##### RECORDS SUPPLIED
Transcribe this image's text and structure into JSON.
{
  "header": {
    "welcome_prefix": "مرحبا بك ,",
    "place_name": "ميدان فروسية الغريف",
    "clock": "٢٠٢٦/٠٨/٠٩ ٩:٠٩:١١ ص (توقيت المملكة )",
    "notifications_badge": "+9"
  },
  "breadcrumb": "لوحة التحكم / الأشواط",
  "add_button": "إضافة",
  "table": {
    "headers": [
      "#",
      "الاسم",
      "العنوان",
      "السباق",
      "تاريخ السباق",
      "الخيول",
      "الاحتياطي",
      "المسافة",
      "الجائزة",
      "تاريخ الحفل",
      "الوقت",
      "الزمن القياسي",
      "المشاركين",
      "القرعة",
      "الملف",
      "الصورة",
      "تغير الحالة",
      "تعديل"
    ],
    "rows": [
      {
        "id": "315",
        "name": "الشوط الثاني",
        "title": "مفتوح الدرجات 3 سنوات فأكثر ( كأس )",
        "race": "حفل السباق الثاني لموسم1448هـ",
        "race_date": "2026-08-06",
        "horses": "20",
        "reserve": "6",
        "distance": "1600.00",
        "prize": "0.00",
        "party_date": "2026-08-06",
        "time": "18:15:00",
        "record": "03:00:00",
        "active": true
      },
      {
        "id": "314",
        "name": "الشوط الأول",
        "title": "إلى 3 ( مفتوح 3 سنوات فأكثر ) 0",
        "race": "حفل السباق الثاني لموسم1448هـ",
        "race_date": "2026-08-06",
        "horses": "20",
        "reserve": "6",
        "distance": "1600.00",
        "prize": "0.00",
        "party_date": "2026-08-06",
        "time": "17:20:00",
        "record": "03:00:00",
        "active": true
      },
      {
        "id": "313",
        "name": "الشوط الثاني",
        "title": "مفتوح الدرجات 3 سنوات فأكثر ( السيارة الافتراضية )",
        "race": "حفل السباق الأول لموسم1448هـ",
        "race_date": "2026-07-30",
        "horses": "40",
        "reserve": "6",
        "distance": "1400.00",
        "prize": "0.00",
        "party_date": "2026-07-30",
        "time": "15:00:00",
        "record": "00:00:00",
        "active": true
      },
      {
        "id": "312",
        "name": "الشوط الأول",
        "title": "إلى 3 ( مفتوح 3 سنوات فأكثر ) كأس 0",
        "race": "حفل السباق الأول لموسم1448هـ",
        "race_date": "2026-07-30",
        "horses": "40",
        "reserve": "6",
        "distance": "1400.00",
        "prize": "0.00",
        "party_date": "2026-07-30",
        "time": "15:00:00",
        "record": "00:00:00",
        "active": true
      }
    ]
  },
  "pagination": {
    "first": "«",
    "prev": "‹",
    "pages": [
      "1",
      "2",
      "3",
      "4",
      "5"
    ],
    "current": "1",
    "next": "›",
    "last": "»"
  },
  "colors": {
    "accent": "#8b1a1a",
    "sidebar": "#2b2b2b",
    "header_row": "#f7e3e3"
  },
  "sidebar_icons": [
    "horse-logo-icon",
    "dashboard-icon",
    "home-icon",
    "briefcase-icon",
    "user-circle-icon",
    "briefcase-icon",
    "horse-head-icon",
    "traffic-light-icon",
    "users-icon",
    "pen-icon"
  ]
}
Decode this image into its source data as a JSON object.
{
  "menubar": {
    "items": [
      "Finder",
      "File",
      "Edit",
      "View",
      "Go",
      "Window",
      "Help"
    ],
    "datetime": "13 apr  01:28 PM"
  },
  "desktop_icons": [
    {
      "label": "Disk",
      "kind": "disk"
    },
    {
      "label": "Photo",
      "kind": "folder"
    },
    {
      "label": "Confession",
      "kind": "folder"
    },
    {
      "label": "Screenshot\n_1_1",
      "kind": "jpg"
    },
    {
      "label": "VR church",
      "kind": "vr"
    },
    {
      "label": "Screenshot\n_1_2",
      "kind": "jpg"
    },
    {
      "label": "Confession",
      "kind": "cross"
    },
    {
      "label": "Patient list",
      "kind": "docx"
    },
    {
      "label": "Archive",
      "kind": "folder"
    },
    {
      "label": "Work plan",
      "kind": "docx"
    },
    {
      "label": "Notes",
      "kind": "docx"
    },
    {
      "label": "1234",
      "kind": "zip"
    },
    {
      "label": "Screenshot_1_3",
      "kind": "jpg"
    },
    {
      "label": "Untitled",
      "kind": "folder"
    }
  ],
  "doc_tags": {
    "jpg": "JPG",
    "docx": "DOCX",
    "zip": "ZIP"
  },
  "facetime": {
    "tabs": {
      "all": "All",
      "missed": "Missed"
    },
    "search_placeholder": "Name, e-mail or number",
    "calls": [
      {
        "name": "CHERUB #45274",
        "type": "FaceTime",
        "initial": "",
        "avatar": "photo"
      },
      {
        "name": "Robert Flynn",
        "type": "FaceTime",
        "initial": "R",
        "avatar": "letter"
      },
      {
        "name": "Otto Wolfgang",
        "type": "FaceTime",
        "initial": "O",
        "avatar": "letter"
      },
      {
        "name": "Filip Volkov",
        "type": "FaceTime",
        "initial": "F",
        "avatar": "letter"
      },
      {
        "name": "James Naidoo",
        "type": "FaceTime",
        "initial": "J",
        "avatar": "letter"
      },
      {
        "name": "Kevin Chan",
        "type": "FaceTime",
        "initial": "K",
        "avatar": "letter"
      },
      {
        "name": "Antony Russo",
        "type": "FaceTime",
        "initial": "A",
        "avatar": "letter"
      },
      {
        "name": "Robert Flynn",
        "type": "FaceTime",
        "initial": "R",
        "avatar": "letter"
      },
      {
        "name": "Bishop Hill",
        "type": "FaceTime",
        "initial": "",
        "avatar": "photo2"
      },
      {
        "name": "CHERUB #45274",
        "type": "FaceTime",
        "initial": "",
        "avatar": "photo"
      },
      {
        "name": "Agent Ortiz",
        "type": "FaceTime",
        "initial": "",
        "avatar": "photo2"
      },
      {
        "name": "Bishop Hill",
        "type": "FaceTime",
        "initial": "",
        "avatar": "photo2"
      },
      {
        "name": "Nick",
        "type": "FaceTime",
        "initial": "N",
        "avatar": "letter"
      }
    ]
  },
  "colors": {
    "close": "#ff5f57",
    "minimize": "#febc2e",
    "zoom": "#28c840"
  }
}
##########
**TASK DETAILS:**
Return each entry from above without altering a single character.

**EXERCISE RESULT:**
Transcribe this image's text and structure into JSON.
{
  "header": {
    "welcome_prefix": "مرحبا بك ,",
    "place_name": "ميدان فروسية الغريف",
    "clock": "٢٠٢٦/٠٨/٠٩ ٩:٠٩:١١ ص (توقيت المملكة )",
    "notifications_badge": "+9"
  },
  "breadcrumb": "لوحة التحكم / الأشواط",
  "add_button": "إضافة",
  "table": {
    "headers": [
      "#",
      "الاسم",
      "العنوان",
      "السباق",
      "تاريخ السباق",
      "الخيول",
      "الاحتياطي",
      "المسافة",
      "الجائزة",
      "تاريخ الحفل",
      "الوقت",
      "الزمن القياسي",
      "المشاركين",
      "القرعة",
      "الملف",
      "الصورة",
      "تغير الحالة",
      "تعديل"
    ],
    "rows": [
      {
        "id": "315",
        "name": "الشوط الثاني",
        "title": "مفتوح الدرجات 3 سنوات فأكثر ( كأس )",
        "race": "حفل السباق الثاني لموسم1448هـ",
        "race_date": "2026-08-06",
        "horses": "20",
        "reserve": "6",
        "distance": "1600.00",
        "prize": "0.00",
        "party_date": "2026-08-06",
        "time": "18:15:00",
        "record": "03:00:00",
        "active": true
      },
      {
        "id": "314",
        "name": "الشوط الأول",
        "title": "إلى 3 ( مفتوح 3 سنوات فأكثر ) 0",
        "race": "حفل السباق الثاني لموسم1448هـ",
        "race_date": "2026-08-06",
        "horses": "20",
        "reserve": "6",
        "distance": "1600.00",
        "prize": "0.00",
        "party_date": "2026-08-06",
        "time": "17:20:00",
        "record": "03:00:00",
        "active": true
      },
      {
        "id": "313",
        "name": "الشوط الثاني",
        "title": "مفتوح الدرجات 3 سنوات فأكثر ( السيارة الافتراضية )",
        "race": "حفل السباق الأول لموسم1448هـ",
        "race_date": "2026-07-30",
        "horses": "40",
        "reserve": "6",
        "distance": "1400.00",
        "prize": "0.00",
        "party_date": "2026-07-30",
        "time": "15:00:00",
        "record": "00:00:00",
        "active": true
      },
      {
        "id": "312",
        "name": "الشوط الأول",
        "title": "إلى 3 ( مفتوح 3 سنوات فأكثر ) كأس 0",
        "race": "حفل السباق الأول لموسم1448هـ",
        "race_date": "2026-07-30",
        "horses": "40",
        "reserve": "6",
        "distance": "1400.00",
        "prize": "0.00",
        "party_date": "2026-07-30",
        "time": "15:00:00",
        "record": "00:00:00",
        "active": true
      }
    ]
  },
  "pagination": {
    "first": "«",
    "prev": "‹",
    "pages": [
      "1",
      "2",
      "3",
      "4",
      "5"
    ],
    "current": "1",
    "next": "›",
    "last": "»"
  },
  "colors": {
    "accent": "#8b1a1a",
    "sidebar": "#2b2b2b",
    "header_row": "#f7e3e3"
  },
  "sidebar_icons": [
    "horse-logo-icon",
    "dashboard-icon",
    "home-icon",
    "briefcase-icon",
    "user-circle-icon",
    "briefcase-icon",
    "horse-head-icon",
    "traffic-light-icon",
    "users-icon",
    "pen-icon"
  ]
}
Decode this image into its source data as a JSON object.
{
  "menubar": {
    "items": [
      "Finder",
      "File",
      "Edit",
      "View",
      "Go",
      "Window",
      "Help"
    ],
    "datetime": "13 apr  01:28 PM"
  },
  "desktop_icons": [
    {
      "label": "Disk",
      "kind": "disk"
    },
    {
      "label": "Photo",
      "kind": "folder"
    },
    {
      "label": "Confession",
      "kind": "folder"
    },
    {
      "label": "Screenshot\n_1_1",
      "kind": "jpg"
    },
    {
      "label": "VR church",
      "kind": "vr"
    },
    {
      "label": "Screenshot\n_1_2",
      "kind": "jpg"
    },
    {
      "label": "Confession",
      "kind": "cross"
    },
    {
      "label": "Patient list",
      "kind": "docx"
    },
    {
      "label": "Archive",
      "kind": "folder"
    },
    {
      "label": "Work plan",
      "kind": "docx"
    },
    {
      "label": "Notes",
      "kind": "docx"
    },
    {
      "label": "1234",
      "kind": "zip"
    },
    {
      "label": "Screenshot_1_3",
      "kind": "jpg"
    },
    {
      "label": "Untitled",
      "kind": "folder"
    }
  ],
  "doc_tags": {
    "jpg": "JPG",
    "docx": "DOCX",
    "zip": "ZIP"
  },
  "facetime": {
    "tabs": {
      "all": "All",
      "missed": "Missed"
    },
    "search_placeholder": "Name, e-mail or number",
    "calls": [
      {
        "name": "CHERUB #45274",
        "type": "FaceTime",
        "initial": "",
        "avatar": "photo"
      },
      {
        "name": "Robert Flynn",
        "type": "FaceTime",
        "initial": "R",
        "avatar": "letter"
      },
      {
        "name": "Otto Wolfgang",
        "type": "FaceTime",
        "initial": "O",
        "avatar": "letter"
      },
      {
        "name": "Filip Volkov",
        "type": "FaceTime",
        "initial": "F",
        "avatar": "letter"
      },
      {
        "name": "James Naidoo",
        "type": "FaceTime",
        "initial": "J",
        "avatar": "letter"
      },
      {
        "name": "Kevin Chan",
        "type": "FaceTime",
        "initial": "K",
        "avatar": "letter"
      },
      {
        "name": "Antony Russo",
        "type": "FaceTime",
        "initial": "A",
        "avatar": "letter"
      },
      {
        "name": "Robert Flynn",
        "type": "FaceTime",
        "initial": "R",
        "avatar": "letter"
      },
      {
        "name": "Bishop Hill",
        "type": "FaceTime",
        "initial": "",
        "avatar": "photo2"
      },
      {
        "name": "CHERUB #45274",
        "type": "FaceTime",
        "initial": "",
        "avatar": "photo"
      },
      {
        "name": "Agent Ortiz",
        "type": "FaceTime",
        "initial": "",
        "avatar": "photo2"
      },
      {
        "name": "Bishop Hill",
        "type": "FaceTime",
        "initial": "",
        "avatar": "photo2"
      },
      {
        "name": "Nick",
        "type": "FaceTime",
        "initial": "N",
        "avatar": "letter"
      }
    ]
  },
  "colors": {
    "close": "#ff5f57",
    "minimize": "#febc2e",
    "zoom": "#28c840"
  }
}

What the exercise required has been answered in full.